_WORK REQUEST_:
Sort through the entries below and pull out lines containing the word "true".

_INPUT DATA_:

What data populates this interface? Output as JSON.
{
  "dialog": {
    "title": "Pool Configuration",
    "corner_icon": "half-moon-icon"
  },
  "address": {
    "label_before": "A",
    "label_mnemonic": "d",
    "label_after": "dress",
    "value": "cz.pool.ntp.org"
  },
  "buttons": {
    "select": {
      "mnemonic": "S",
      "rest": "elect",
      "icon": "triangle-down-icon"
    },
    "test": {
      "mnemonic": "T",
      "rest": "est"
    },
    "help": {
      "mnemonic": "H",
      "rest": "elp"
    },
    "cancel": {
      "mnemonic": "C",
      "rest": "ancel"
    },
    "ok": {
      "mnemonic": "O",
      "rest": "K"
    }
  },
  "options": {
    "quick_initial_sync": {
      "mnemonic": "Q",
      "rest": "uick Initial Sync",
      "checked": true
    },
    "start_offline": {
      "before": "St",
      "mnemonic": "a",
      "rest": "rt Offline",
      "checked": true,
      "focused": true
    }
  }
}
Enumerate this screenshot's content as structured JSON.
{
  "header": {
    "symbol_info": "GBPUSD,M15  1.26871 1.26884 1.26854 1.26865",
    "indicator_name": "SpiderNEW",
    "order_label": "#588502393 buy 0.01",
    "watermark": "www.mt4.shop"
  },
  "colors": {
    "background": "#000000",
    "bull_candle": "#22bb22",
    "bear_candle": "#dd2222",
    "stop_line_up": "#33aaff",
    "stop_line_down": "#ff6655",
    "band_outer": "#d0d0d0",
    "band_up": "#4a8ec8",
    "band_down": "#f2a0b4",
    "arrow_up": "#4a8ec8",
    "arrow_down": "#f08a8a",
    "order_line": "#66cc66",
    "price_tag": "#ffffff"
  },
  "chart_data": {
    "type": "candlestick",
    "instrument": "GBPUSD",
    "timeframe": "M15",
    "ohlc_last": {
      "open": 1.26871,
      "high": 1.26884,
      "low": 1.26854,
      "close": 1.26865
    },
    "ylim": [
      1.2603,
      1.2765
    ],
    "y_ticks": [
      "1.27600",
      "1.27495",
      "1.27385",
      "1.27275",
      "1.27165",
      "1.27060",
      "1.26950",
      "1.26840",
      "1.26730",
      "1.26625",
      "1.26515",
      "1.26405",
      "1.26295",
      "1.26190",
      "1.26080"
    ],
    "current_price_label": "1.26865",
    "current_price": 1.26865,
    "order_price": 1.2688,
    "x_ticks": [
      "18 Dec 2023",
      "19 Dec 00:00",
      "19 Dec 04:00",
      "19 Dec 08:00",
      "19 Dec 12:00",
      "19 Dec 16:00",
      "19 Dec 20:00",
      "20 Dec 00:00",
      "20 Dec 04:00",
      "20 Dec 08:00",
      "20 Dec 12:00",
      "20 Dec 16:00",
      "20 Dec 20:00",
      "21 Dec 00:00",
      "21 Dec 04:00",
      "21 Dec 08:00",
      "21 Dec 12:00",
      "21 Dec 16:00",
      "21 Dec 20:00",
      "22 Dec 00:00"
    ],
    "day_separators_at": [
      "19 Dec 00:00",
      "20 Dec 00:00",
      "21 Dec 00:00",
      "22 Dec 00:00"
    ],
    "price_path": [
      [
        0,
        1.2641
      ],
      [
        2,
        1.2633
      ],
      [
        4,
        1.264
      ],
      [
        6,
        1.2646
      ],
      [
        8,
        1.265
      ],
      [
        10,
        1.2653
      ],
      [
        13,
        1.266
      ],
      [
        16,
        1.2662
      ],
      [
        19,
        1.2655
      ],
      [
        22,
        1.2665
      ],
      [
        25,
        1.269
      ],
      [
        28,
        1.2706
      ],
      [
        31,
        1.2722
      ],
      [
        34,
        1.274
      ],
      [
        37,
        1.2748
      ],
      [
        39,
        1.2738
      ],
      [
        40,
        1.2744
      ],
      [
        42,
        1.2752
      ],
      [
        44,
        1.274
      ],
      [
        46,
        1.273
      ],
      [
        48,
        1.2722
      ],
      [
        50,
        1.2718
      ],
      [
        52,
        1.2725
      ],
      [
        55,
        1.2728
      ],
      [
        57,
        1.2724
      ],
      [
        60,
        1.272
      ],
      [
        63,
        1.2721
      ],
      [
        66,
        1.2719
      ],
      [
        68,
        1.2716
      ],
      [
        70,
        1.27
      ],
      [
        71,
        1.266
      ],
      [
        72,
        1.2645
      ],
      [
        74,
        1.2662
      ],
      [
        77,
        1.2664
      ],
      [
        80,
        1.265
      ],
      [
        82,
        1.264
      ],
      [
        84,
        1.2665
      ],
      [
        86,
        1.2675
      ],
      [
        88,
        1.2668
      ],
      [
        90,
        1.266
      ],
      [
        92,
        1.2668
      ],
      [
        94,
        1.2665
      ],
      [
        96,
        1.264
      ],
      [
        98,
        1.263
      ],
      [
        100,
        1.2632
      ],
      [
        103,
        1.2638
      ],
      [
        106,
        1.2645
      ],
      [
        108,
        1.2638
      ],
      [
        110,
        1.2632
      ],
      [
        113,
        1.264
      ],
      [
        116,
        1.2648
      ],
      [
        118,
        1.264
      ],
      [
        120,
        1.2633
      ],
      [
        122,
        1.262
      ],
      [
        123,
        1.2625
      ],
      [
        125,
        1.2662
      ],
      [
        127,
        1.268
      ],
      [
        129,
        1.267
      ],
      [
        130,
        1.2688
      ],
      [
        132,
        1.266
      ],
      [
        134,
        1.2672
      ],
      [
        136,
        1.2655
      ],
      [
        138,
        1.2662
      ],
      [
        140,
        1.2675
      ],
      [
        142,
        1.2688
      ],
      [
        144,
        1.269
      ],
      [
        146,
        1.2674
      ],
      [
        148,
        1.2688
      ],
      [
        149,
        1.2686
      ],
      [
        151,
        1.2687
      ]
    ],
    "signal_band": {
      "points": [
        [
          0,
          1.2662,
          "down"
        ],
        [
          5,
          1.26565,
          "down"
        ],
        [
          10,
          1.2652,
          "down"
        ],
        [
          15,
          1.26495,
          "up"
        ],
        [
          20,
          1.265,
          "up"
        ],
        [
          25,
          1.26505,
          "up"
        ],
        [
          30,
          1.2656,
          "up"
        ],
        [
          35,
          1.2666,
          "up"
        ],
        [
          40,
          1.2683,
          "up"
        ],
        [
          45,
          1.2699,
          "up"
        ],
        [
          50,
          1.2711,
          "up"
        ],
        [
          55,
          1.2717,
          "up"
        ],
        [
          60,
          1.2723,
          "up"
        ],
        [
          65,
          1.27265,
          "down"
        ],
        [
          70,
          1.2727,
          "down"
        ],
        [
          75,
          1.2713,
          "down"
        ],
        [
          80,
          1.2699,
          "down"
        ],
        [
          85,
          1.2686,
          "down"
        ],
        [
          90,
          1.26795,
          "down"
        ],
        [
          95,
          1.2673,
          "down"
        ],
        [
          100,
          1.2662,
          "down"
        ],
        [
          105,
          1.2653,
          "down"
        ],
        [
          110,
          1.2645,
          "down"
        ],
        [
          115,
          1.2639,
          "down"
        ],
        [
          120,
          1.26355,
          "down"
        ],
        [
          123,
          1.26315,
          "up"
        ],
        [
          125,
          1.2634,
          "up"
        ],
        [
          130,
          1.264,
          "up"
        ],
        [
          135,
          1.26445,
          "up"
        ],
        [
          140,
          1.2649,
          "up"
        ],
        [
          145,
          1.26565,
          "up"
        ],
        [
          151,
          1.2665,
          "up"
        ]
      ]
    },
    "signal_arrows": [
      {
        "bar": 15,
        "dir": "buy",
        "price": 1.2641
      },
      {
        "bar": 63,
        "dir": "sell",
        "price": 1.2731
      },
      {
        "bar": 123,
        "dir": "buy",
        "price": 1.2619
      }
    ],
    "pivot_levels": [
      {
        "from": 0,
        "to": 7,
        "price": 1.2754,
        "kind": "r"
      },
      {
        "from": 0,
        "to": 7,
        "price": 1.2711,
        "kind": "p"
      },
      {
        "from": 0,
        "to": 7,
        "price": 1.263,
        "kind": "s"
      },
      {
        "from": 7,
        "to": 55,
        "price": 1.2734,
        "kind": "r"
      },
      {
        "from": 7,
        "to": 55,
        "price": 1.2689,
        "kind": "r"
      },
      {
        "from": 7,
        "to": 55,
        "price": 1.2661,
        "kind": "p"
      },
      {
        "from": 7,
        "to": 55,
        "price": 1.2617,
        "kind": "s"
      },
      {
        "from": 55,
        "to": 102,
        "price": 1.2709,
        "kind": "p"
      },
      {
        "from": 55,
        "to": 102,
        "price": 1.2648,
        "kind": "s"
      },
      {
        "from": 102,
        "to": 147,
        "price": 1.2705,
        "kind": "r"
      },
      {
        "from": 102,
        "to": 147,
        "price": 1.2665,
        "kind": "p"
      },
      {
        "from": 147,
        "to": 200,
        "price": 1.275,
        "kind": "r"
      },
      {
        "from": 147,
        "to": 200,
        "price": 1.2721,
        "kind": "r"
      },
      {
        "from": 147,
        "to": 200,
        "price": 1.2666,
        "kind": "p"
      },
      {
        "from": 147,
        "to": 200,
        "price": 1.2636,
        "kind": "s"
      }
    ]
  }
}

_SOLUTION TO THIS PROBLEM_:
      "checked": true
      "checked": true,
      "focused": true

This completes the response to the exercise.